Among other requirements, schools must obtain from applicants employment information including any prior school employment or jobs that involved regular contact with children for the past 20 years, a written authorization requesting release of information from prior employers, and a written statement certifying whether  the applicant has ever been the subject of a child abuse or sexual misconduct investigation by any employer, law enforcement agency, licensing agency or the Department of Children and Families.

Cooper Levenson can assist school districts and contractors comply with the “Pass the Trash” law as well as provide training seminars on a variety of  school issues for your employees. For more information, please contact Sean F. Dalton, Esquire at (609)344-3161.

RICE Notice change! Supreme Court reverses Appellate Division over-inclusive RICE notice decision

By Amy Houck Elco, Esq.  and  Yolanda N. Melville, Esq.

Recently, the New Jersey Supreme Court issued its decision in Kean Federation of Teachers v. Ada Morell (A-84-16) (078926). The Supreme Court overturned the Appellate Division’s decision requiring all employees to receive a RICE notice if their names appeared on a public body’s agenda. The Supreme Court opined that RICE notices must be given if an employee will be discussed in executive session and adverse action may be taken regarding his or her employment. The Court also opined that mandating public bodies to issue RICE notices and robustly discuss all personnel matters, as the Appellate Division intimated, would intrude on a public body’s prerogative as to how to conduct its meetings. The Open Public Meetings Act (“OPMA”) does not contain a requirement about the robustness of the discussion that must take place on a topic.

In addition, the OPMA requires public bodies to make their meeting minutes “promptly available to the public to the extent that making such matters public shall not be inconsistent with [N.J.S.A. 10:4-12].” However, the OPMA but does not define the phrase, “promptly available.” The Court reasoned that a public entity must establish its meeting schedule to suit the managerial obligations of its public responsibilities while also acting responsibly concerning its obligation to make minutes “promptly available” to the public.

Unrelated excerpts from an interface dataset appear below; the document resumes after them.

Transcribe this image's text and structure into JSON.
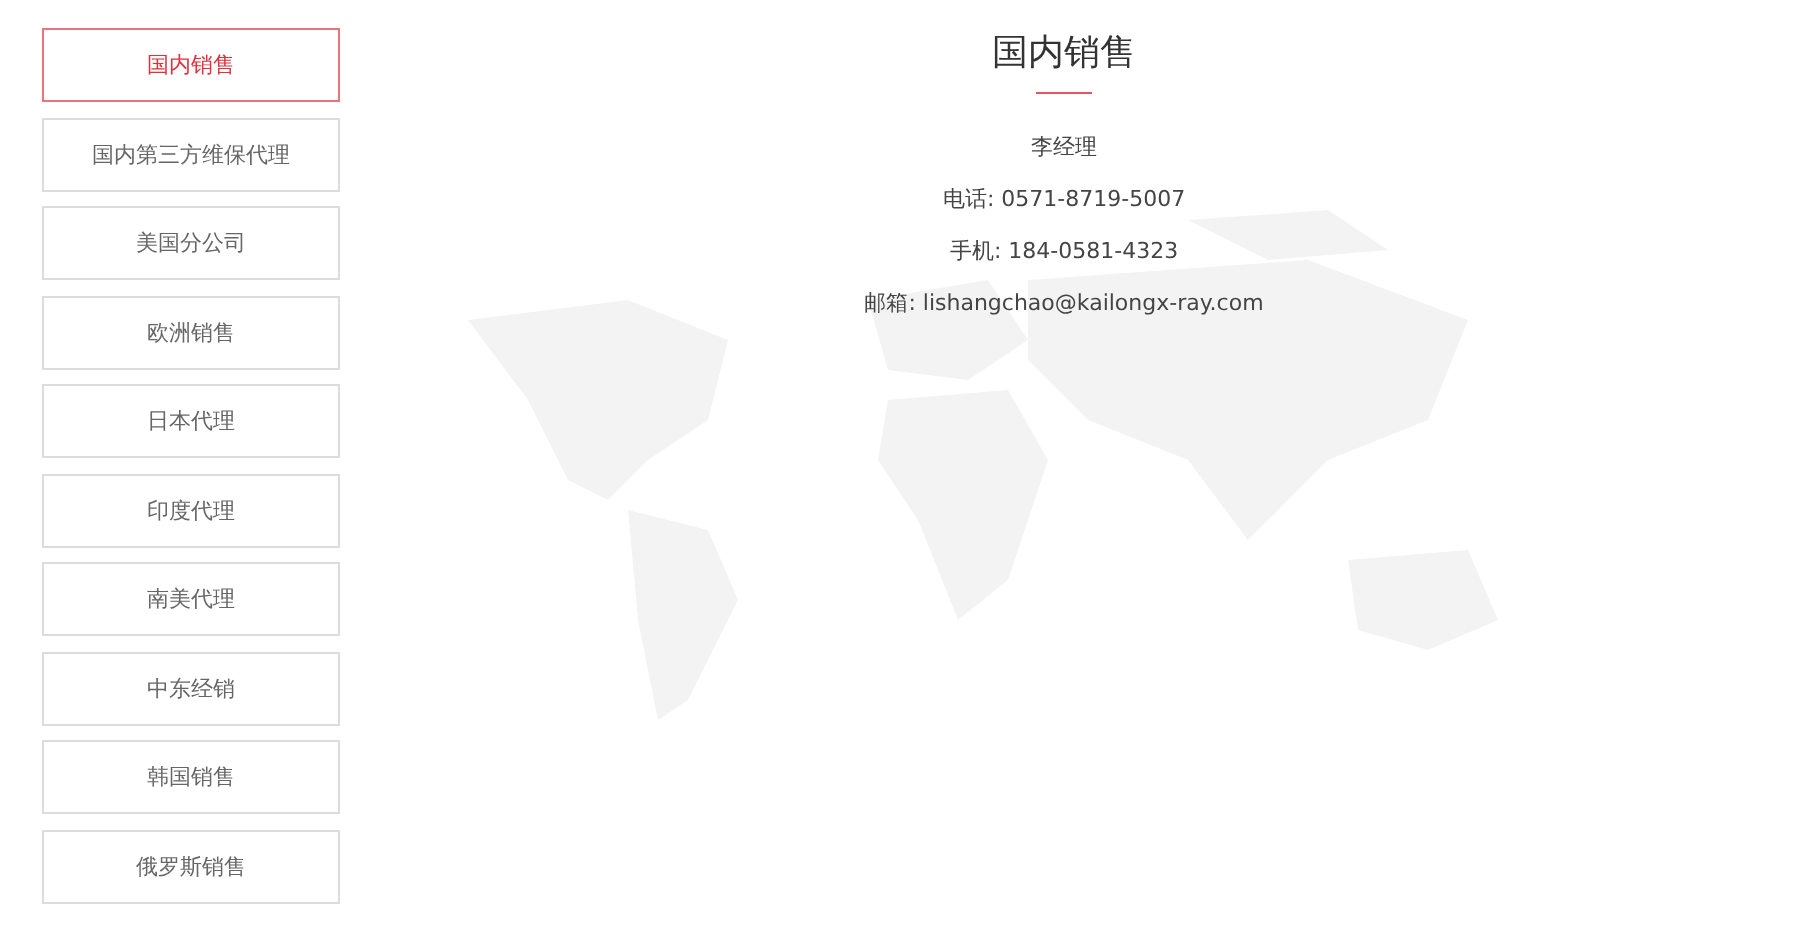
{
  "sidebar": {
    "items": [
      {
        "label": "国内销售",
        "selected": true
      },
      {
        "label": "国内第三方维保代理",
        "selected": false
      },
      {
        "label": "美国分公司",
        "selected": false
      },
      {
        "label": "欧洲销售",
        "selected": false
      },
      {
        "label": "日本代理",
        "selected": false
      },
      {
        "label": "印度代理",
        "selected": false
      },
      {
        "label": "南美代理",
        "selected": false
      },
      {
        "label": "中东经销",
        "selected": false
      },
      {
        "label": "韩国销售",
        "selected": false
      },
      {
        "label": "俄罗斯销售",
        "selected": false
      }
    ]
  },
  "contact": {
    "title": "国内销售",
    "lines": [
      "李经理",
      "电话: 0571-8719-5007",
      "手机: 184-0581-4323",
      "邮箱: lishangchao@kailongx-ray.com"
    ]
  }
}
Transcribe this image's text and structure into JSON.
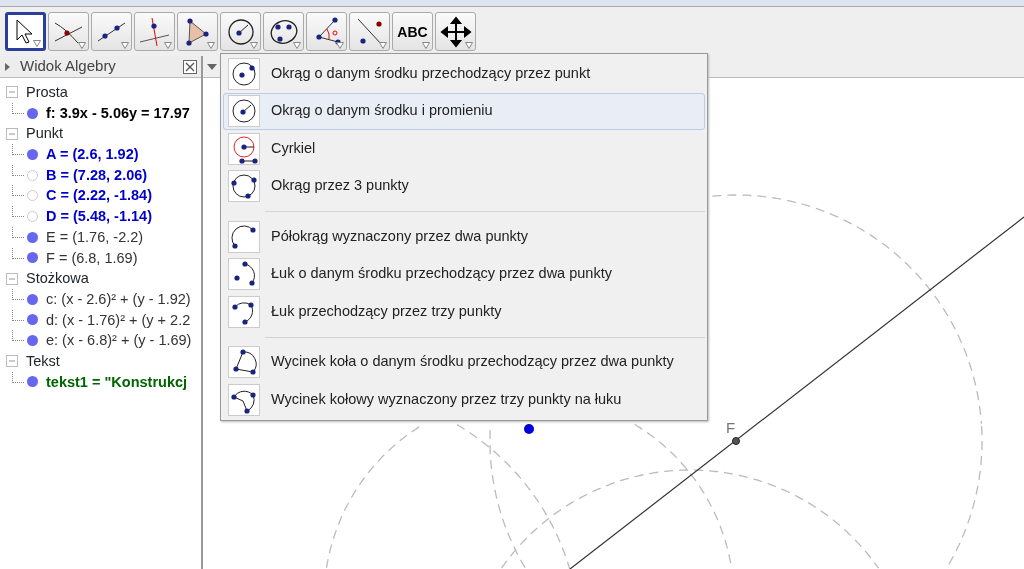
{
  "toolbar": {
    "tools": [
      {
        "selected": true
      },
      {
        "selected": false
      },
      {
        "selected": false
      },
      {
        "selected": false
      },
      {
        "selected": false
      },
      {
        "selected": false
      },
      {
        "selected": false
      },
      {
        "selected": false
      },
      {
        "selected": false
      },
      {
        "selected": false,
        "label": "ABC"
      },
      {
        "selected": false
      }
    ]
  },
  "algebra_view": {
    "title": "Widok Algebry",
    "groups": [
      {
        "label": "Prosta",
        "expanded": true,
        "children": [
          {
            "text": "f: 3.9x - 5.06y = 17.97",
            "shown": true,
            "color": "#000000"
          }
        ]
      },
      {
        "label": "Punkt",
        "expanded": true,
        "children": [
          {
            "text": "A = (2.6, 1.92)",
            "shown": true,
            "color": "#0000cc"
          },
          {
            "text": "B = (7.28, 2.06)",
            "shown": false,
            "color": "#0000cc"
          },
          {
            "text": "C = (2.22, -1.84)",
            "shown": false,
            "color": "#0000cc"
          },
          {
            "text": "D = (5.48, -1.14)",
            "shown": false,
            "color": "#0000cc"
          },
          {
            "text": "E = (1.76, -2.2)",
            "shown": true,
            "color": "#333333"
          },
          {
            "text": "F = (6.8, 1.69)",
            "shown": true,
            "color": "#333333"
          }
        ]
      },
      {
        "label": "Stożkowa",
        "expanded": true,
        "children": [
          {
            "text": "c: (x - 2.6)² + (y - 1.92)",
            "shown": true,
            "color": "#333333"
          },
          {
            "text": "d: (x - 1.76)² + (y + 2.2",
            "shown": true,
            "color": "#333333"
          },
          {
            "text": "e: (x - 6.8)² + (y - 1.69)",
            "shown": true,
            "color": "#333333"
          }
        ]
      },
      {
        "label": "Tekst",
        "expanded": true,
        "children": [
          {
            "text": "tekst1 = \"Konstrukcj",
            "shown": true,
            "color": "#006400"
          }
        ]
      }
    ]
  },
  "graphics": {
    "point_label": "F"
  },
  "tool_menu": {
    "groups": [
      [
        {
          "label": "Okrąg o danym środku przechodzący przez punkt",
          "selected": false
        },
        {
          "label": "Okrąg o danym środku i promieniu",
          "selected": true
        },
        {
          "label": "Cyrkiel",
          "selected": false
        },
        {
          "label": "Okrąg przez 3 punkty",
          "selected": false
        }
      ],
      [
        {
          "label": "Półokrąg wyznaczony przez dwa punkty",
          "selected": false
        },
        {
          "label": "Łuk o danym środku przechodzący przez dwa punkty",
          "selected": false
        },
        {
          "label": "Łuk przechodzący przez trzy punkty",
          "selected": false
        }
      ],
      [
        {
          "label": "Wycinek koła o danym środku przechodzący przez dwa punkty",
          "selected": false
        },
        {
          "label": "Wycinek kołowy wyznaczony przez trzy punkty na łuku",
          "selected": false
        }
      ]
    ]
  }
}
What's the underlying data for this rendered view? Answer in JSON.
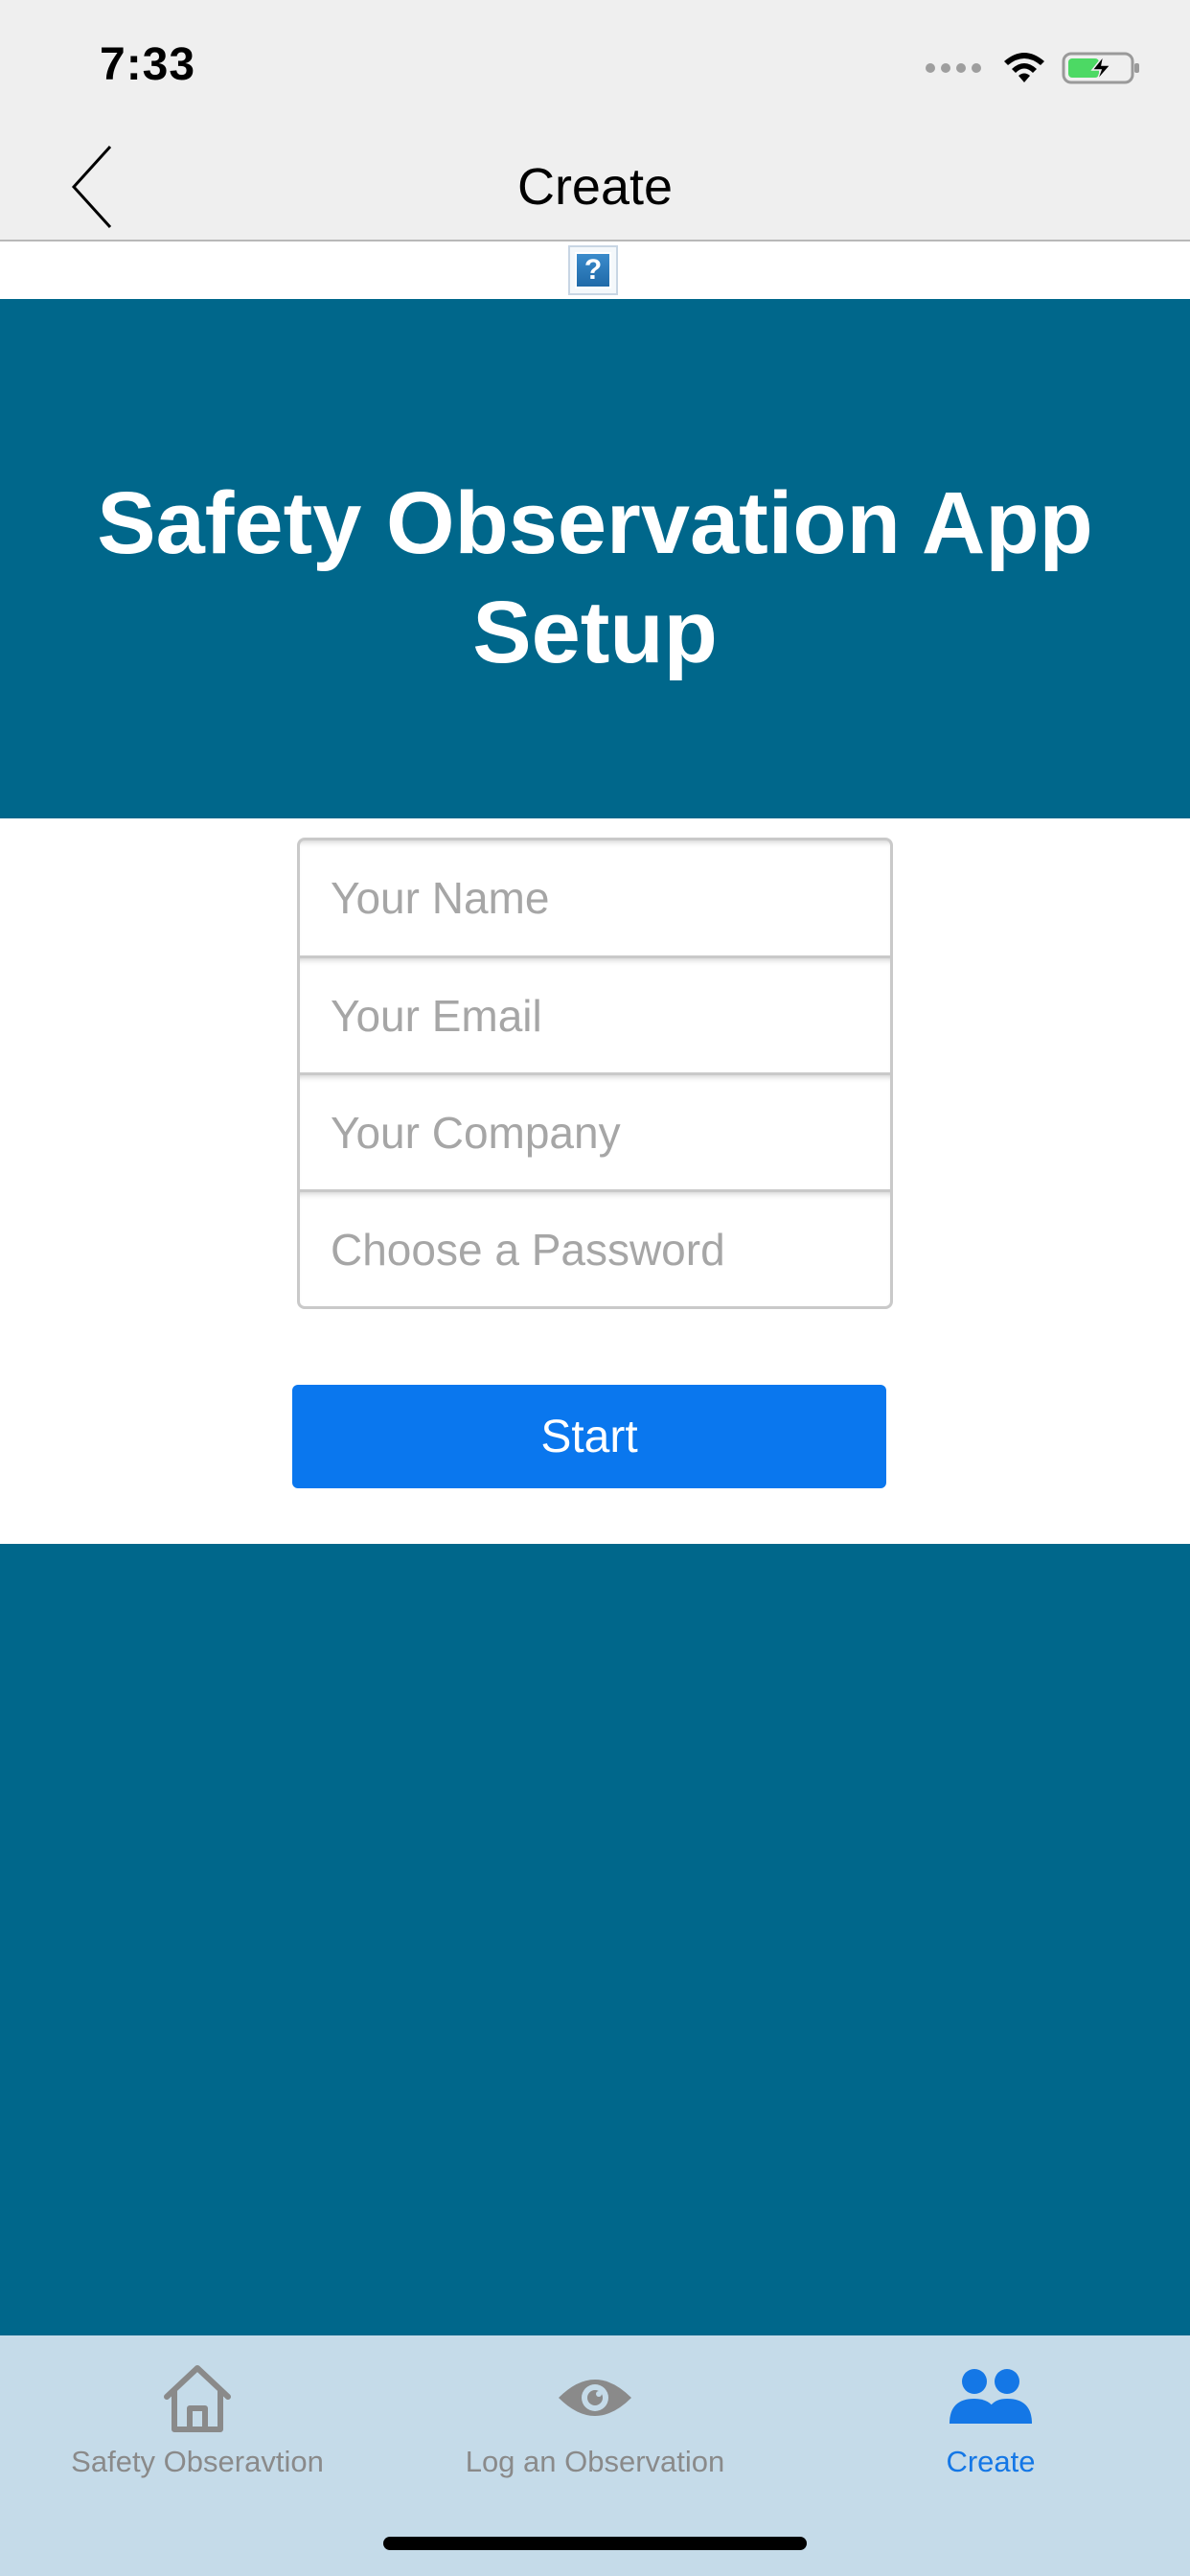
{
  "status_bar": {
    "time": "7:33"
  },
  "nav": {
    "title": "Create",
    "back_icon": "chevron-left-icon"
  },
  "help": {
    "glyph": "?"
  },
  "hero": {
    "title": "Safety Observation App Setup"
  },
  "form": {
    "fields": [
      {
        "placeholder": "Your Name",
        "value": ""
      },
      {
        "placeholder": "Your Email",
        "value": ""
      },
      {
        "placeholder": "Your Company",
        "value": ""
      },
      {
        "placeholder": "Choose a Password",
        "value": ""
      }
    ],
    "start_label": "Start"
  },
  "tabs": [
    {
      "label": "Safety Obseravtion",
      "icon": "home-icon",
      "active": false
    },
    {
      "label": "Log an Observation",
      "icon": "eye-icon",
      "active": false
    },
    {
      "label": "Create",
      "icon": "people-icon",
      "active": true
    }
  ],
  "colors": {
    "brand_blue": "#00678b",
    "accent_blue": "#0a77ee",
    "tab_active": "#1477e6",
    "tab_inactive": "#8a8a8a",
    "tab_bar_bg": "#c5dbe9",
    "battery_green": "#4cd964"
  }
}
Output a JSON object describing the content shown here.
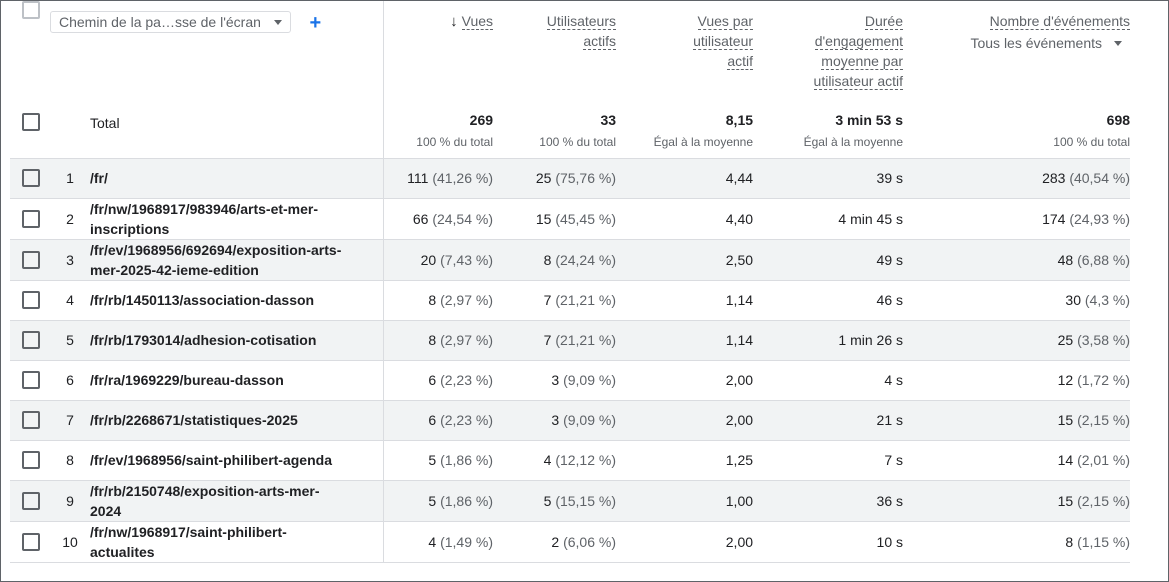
{
  "header": {
    "dimension_select": "Chemin de la pa…sse de l'écran",
    "add_label": "+",
    "columns": {
      "views": "Vues",
      "users_line1": "Utilisateurs",
      "users_line2": "actifs",
      "vpu_line1": "Vues par",
      "vpu_line2": "utilisateur",
      "vpu_line3": "actif",
      "eng_line1": "Durée",
      "eng_line2": "d'engagement",
      "eng_line3": "moyenne par",
      "eng_line4": "utilisateur actif",
      "events": "Nombre d'événements",
      "events_select": "Tous les événements"
    }
  },
  "total": {
    "label": "Total",
    "views": "269",
    "views_sub": "100 % du total",
    "users": "33",
    "users_sub": "100 % du total",
    "vpu": "8,15",
    "vpu_sub": "Égal à la moyenne",
    "eng": "3 min 53 s",
    "eng_sub": "Égal à la moyenne",
    "events": "698",
    "events_sub": "100 % du total"
  },
  "rows": [
    {
      "idx": "1",
      "path1": "/fr/",
      "path2": "",
      "views": "111",
      "views_pct": "(41,26 %)",
      "users": "25",
      "users_pct": "(75,76 %)",
      "vpu": "4,44",
      "eng": "39 s",
      "events": "283",
      "events_pct": "(40,54 %)"
    },
    {
      "idx": "2",
      "path1": "/fr/nw/1968917/983946/arts-et-mer-",
      "path2": "inscriptions",
      "views": "66",
      "views_pct": "(24,54 %)",
      "users": "15",
      "users_pct": "(45,45 %)",
      "vpu": "4,40",
      "eng": "4 min 45 s",
      "events": "174",
      "events_pct": "(24,93 %)"
    },
    {
      "idx": "3",
      "path1": "/fr/ev/1968956/692694/exposition-arts-",
      "path2": "mer-2025-42-ieme-edition",
      "views": "20",
      "views_pct": "(7,43 %)",
      "users": "8",
      "users_pct": "(24,24 %)",
      "vpu": "2,50",
      "eng": "49 s",
      "events": "48",
      "events_pct": "(6,88 %)"
    },
    {
      "idx": "4",
      "path1": "/fr/rb/1450113/association-dasson",
      "path2": "",
      "views": "8",
      "views_pct": "(2,97 %)",
      "users": "7",
      "users_pct": "(21,21 %)",
      "vpu": "1,14",
      "eng": "46 s",
      "events": "30",
      "events_pct": "(4,3 %)"
    },
    {
      "idx": "5",
      "path1": "/fr/rb/1793014/adhesion-cotisation",
      "path2": "",
      "views": "8",
      "views_pct": "(2,97 %)",
      "users": "7",
      "users_pct": "(21,21 %)",
      "vpu": "1,14",
      "eng": "1 min 26 s",
      "events": "25",
      "events_pct": "(3,58 %)"
    },
    {
      "idx": "6",
      "path1": "/fr/ra/1969229/bureau-dasson",
      "path2": "",
      "views": "6",
      "views_pct": "(2,23 %)",
      "users": "3",
      "users_pct": "(9,09 %)",
      "vpu": "2,00",
      "eng": "4 s",
      "events": "12",
      "events_pct": "(1,72 %)"
    },
    {
      "idx": "7",
      "path1": "/fr/rb/2268671/statistiques-2025",
      "path2": "",
      "views": "6",
      "views_pct": "(2,23 %)",
      "users": "3",
      "users_pct": "(9,09 %)",
      "vpu": "2,00",
      "eng": "21 s",
      "events": "15",
      "events_pct": "(2,15 %)"
    },
    {
      "idx": "8",
      "path1": "/fr/ev/1968956/saint-philibert-agenda",
      "path2": "",
      "views": "5",
      "views_pct": "(1,86 %)",
      "users": "4",
      "users_pct": "(12,12 %)",
      "vpu": "1,25",
      "eng": "7 s",
      "events": "14",
      "events_pct": "(2,01 %)"
    },
    {
      "idx": "9",
      "path1": "/fr/rb/2150748/exposition-arts-mer-",
      "path2": "2024",
      "views": "5",
      "views_pct": "(1,86 %)",
      "users": "5",
      "users_pct": "(15,15 %)",
      "vpu": "1,00",
      "eng": "36 s",
      "events": "15",
      "events_pct": "(2,15 %)"
    },
    {
      "idx": "10",
      "path1": "/fr/nw/1968917/saint-philibert-",
      "path2": "actualites",
      "views": "4",
      "views_pct": "(1,49 %)",
      "users": "2",
      "users_pct": "(6,06 %)",
      "vpu": "2,00",
      "eng": "10 s",
      "events": "8",
      "events_pct": "(1,15 %)"
    }
  ]
}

The OPMA’s requirements apply to a diverse range of public entities, so no set amount of time for the release of minutes should be mandated. The OPMA’s legislative history recognizes that closed-session minutes may need to be shielded from the public for a longer period due to the sensitive nature of the material. However, reasonableness must remain the touchstone when assessing promptness. In this case, the five-month delay in releasing the Board’s executive session minutes was considered unreasonable.